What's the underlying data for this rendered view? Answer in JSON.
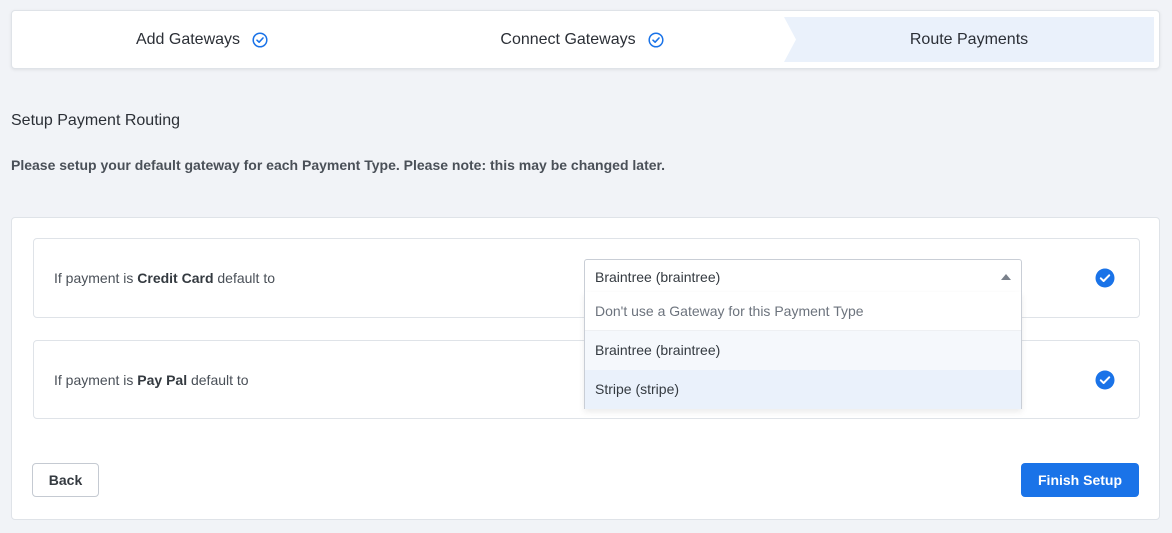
{
  "stepper": {
    "steps": [
      {
        "label": "Add Gateways",
        "status": "complete",
        "icon": "check-circle-outline-icon"
      },
      {
        "label": "Connect Gateways",
        "status": "complete",
        "icon": "check-circle-outline-icon"
      },
      {
        "label": "Route Payments",
        "status": "active"
      }
    ]
  },
  "heading": "Setup Payment Routing",
  "subtext": "Please setup your default gateway for each Payment Type. Please note: this may be changed later.",
  "routes": [
    {
      "prefix": "If payment is ",
      "payment_type": "Credit Card",
      "suffix": " default to",
      "icon": "check-circle-filled-icon"
    },
    {
      "prefix": "If payment is ",
      "payment_type": "Pay Pal",
      "suffix": " default to",
      "icon": "check-circle-filled-icon"
    }
  ],
  "gateway_select": {
    "value": "Braintree (braintree)",
    "options": [
      "Don't use a Gateway for this Payment Type",
      "Braintree (braintree)",
      "Stripe (stripe)"
    ]
  },
  "buttons": {
    "back": "Back",
    "finish": "Finish Setup"
  },
  "colors": {
    "accent": "#1a73e8",
    "active_step_bg": "#eaf1fb",
    "page_bg": "#f1f3f7"
  }
}
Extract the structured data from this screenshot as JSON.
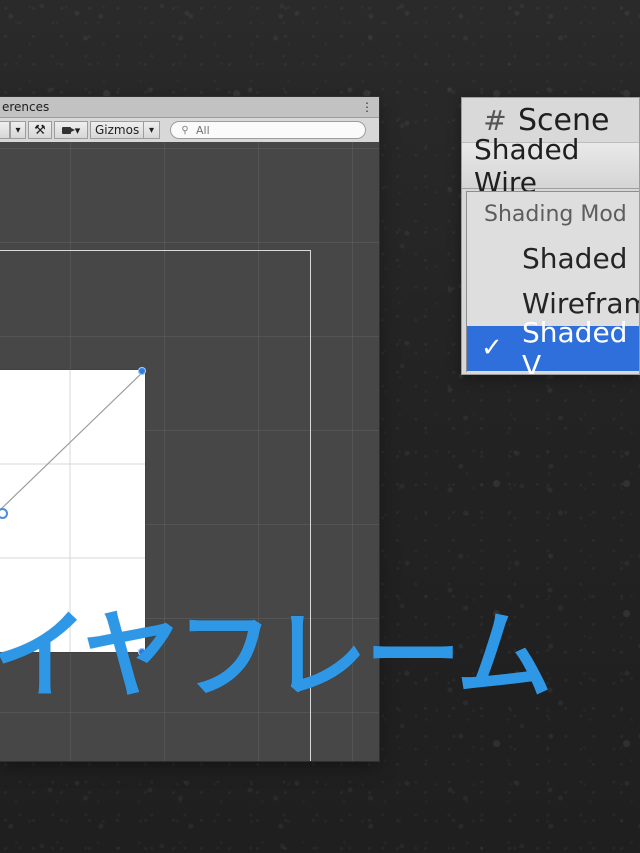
{
  "scene_window": {
    "tab_title": "erences",
    "toolbar": {
      "gizmos_label": "Gizmos",
      "search_placeholder": "All"
    }
  },
  "shading_menu": {
    "header_title": "Scene",
    "selected_mode": "Shaded Wire",
    "section_title": "Shading Mod",
    "items": [
      {
        "label": "Shaded",
        "selected": false
      },
      {
        "label": "Wirefram",
        "selected": false
      },
      {
        "label": "Shaded V",
        "selected": true
      }
    ]
  },
  "caption": {
    "text": "イヤフレーム"
  },
  "icons": {
    "menu_dots": "vertical-ellipsis-icon",
    "tool": "tool-icon",
    "camera": "camera-icon",
    "search": "search-icon",
    "scene": "hash-icon",
    "check": "check-icon"
  },
  "colors": {
    "accent_blue": "#2f98e6",
    "selection_blue": "#2f6fdb",
    "handle_blue": "#2f7de0"
  }
}
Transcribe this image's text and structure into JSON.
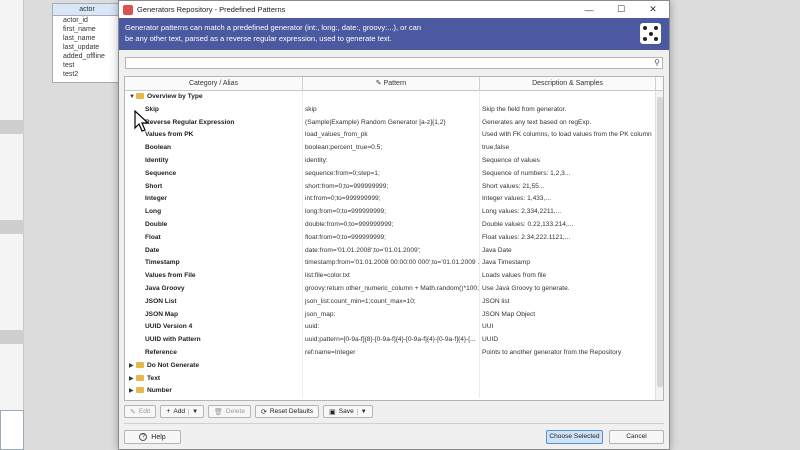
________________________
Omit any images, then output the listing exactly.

• Problem solution:
What's the underlying data for this rendered view? Answer in JSON.
{
  "stepper": {
    "steps": [
      {
        "label": "Add Gateways",
        "status": "complete",
        "icon": "check-circle-outline-icon"
      },
      {
        "label": "Connect Gateways",
        "status": "complete",
        "icon": "check-circle-outline-icon"
      },
      {
        "label": "Route Payments",
        "status": "active"
      }
    ]
  },
  "heading": "Setup Payment Routing",
  "subtext": "Please setup your default gateway for each Payment Type. Please note: this may be changed later.",
  "routes": [
    {
      "prefix": "If payment is ",
      "payment_type": "Credit Card",
      "suffix": " default to",
      "icon": "check-circle-filled-icon"
    },
    {
      "prefix": "If payment is ",
      "payment_type": "Pay Pal",
      "suffix": " default to",
      "icon": "check-circle-filled-icon"
    }
  ],
  "gateway_select": {
    "value": "Braintree (braintree)",
    "options": [
      "Don't use a Gateway for this Payment Type",
      "Braintree (braintree)",
      "Stripe (stripe)"
    ]
  },
  "buttons": {
    "back": "Back",
    "finish": "Finish Setup"
  },
  "colors": {
    "accent": "#1a73e8",
    "active_step_bg": "#eaf1fb",
    "page_bg": "#f1f3f7"
  }
}
Extract the structured data from this screenshot as JSON.
{
  "scene_window": {
    "tab_title": "erences",
    "toolbar": {
      "gizmos_label": "Gizmos",
      "search_placeholder": "All"
    }
  },
  "shading_menu": {
    "header_title": "Scene",
    "selected_mode": "Shaded Wire",
    "section_title": "Shading Mod",
    "items": [
      {
        "label": "Shaded",
        "selected": false
      },
      {
        "label": "Wirefram",
        "selected": false
      },
      {
        "label": "Shaded V",
        "selected": true
      }
    ]
  },
  "caption": {
    "text": "イヤフレーム"
  },
  "icons": {
    "menu_dots": "vertical-ellipsis-icon",
    "tool": "tool-icon",
    "camera": "camera-icon",
    "search": "search-icon",
    "scene": "hash-icon",
    "check": "check-icon"
  },
  "colors": {
    "accent_blue": "#2f98e6",
    "selection_blue": "#2f6fdb",
    "handle_blue": "#2f7de0"
  }
}
Transcribe this image's text and structure into JSON.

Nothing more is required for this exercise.